I have a passion for visiting transport museums, to see old trains, planes, buses, cars, even ships if it’s possible.
This has led to taking a number of voyages on the TSS Earnslaw in Queenstown, New Zealand.
Many, many, many years ago on Puffing Billy, a steam train in the Dandenongs, Victoria, Australia.
The steam train in Kingston, New Zealand, before it was closed down, but hopefully it will reopen sometime in the future.
The London Transport Museum in London England, which had a lot of buses.
The Workshops Railway Museum in Ipswich, Queensland, where once the many steam engines were built and maintained, and now had only a handful of engines remaining.
However, in the quest for finding and experiencing old transportation methods, we came across the Mary Valley Rattler, which runs out of Gympie, Queensland, Australia.
The ride begins in Gympie at the old Gympie Railway station, and as can be seen below, is one of the relics of the past, and, nothing like the new more modern stations. Thankfully.
If you’re going to have a vintage train, then you have to have a vintage station.
The Class of engine, seen below, is the C17, a superheated upgrade to the C16 it was based on, and first run in 1903. This particular engine was built in 1951, although the first of its type was seen in 1920 and the last of 227 made in 1953. It was the most popular of the steam engines used by Queensland Railways.
The C designation meant it had four driving axels and 17 was the diameter of the cylinder, 17 inches. It is also known as a 4-8-0 steam locomotive
and nicknamed one of the “Brown Bombers” because of its livery, brown with green and red trimming.
Also, this engine was built in Maryborough, not far from Gympie by Walkers Limited, one of 138.
This photo was taken as the train returned from Amamoor, a trip that takes up to an hour.
The locomotive is detached from the carriages, then driven to the huge turntable to turn around for the return journey to Amamoor.
This is the locomotive heading down to the water station, and then taking on water. After that, it will switch lines, and reverse back to reconnect the carriages for the trip to Amamoor.
The carriages are completely restored and are extremely comfortable.
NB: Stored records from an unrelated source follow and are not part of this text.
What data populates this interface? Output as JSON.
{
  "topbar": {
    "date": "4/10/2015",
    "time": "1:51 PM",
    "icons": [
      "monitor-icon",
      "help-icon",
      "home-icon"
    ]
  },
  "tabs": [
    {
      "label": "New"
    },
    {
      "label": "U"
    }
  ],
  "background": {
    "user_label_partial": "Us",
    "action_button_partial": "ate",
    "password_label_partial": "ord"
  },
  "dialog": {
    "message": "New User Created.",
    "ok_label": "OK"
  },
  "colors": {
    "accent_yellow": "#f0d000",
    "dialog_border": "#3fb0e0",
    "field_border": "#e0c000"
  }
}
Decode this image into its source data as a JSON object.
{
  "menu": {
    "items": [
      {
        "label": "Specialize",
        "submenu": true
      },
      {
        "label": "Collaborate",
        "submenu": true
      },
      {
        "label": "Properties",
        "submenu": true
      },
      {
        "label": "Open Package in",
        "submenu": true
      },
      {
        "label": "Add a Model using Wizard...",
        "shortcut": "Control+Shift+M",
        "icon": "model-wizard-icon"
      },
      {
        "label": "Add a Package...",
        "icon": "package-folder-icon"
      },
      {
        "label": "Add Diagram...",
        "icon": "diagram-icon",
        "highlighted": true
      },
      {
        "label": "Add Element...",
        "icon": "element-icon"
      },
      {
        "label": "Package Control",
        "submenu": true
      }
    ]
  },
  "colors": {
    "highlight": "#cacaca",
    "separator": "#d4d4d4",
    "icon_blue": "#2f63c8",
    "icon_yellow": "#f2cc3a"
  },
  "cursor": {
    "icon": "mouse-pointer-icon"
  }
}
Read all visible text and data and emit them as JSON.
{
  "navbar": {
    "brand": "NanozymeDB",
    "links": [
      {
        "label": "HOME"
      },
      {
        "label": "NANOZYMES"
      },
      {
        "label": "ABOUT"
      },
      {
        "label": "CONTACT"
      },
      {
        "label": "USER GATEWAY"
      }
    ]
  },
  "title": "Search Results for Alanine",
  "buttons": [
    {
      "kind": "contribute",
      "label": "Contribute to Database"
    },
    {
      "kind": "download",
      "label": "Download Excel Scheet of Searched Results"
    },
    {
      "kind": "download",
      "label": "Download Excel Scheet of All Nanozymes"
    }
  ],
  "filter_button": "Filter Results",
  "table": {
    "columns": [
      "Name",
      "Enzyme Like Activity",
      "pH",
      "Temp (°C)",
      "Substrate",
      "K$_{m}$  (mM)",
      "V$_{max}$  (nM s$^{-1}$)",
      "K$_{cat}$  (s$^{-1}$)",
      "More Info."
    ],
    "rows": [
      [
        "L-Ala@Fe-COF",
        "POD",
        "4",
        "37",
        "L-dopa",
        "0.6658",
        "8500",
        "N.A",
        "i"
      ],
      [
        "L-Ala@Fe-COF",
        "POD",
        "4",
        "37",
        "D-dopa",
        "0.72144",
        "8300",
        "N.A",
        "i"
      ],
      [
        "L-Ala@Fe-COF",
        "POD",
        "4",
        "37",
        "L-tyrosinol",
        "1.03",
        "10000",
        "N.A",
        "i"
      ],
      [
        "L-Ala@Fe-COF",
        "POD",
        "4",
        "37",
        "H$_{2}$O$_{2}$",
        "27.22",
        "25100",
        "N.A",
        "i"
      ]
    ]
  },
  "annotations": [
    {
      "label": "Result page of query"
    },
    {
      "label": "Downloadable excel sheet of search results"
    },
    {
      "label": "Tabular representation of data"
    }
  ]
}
It brings back, for me, many memories of riding in older trains in Melbourne when I was a child.
The trains, then, were called Red Rattlers.
This is the locomotive climbing one of the hilly parts of the line before crossing over the Mary River on a trestle bridge.
This is the engine at Amamoor near the picnic area where young children and excited parents and grandparents can get on the locomotive itself and look inside where the driver sits.
And, no, I didn’t volunteer to shovel coal.
This particular locomotive spent most of its working life between Townsville and Mount Isa and was based in Cloncurry, Charters Towers, and Townsville, before being sent, at the end of its useful days in the late 1960s, to the Ipswich Railway Workshops.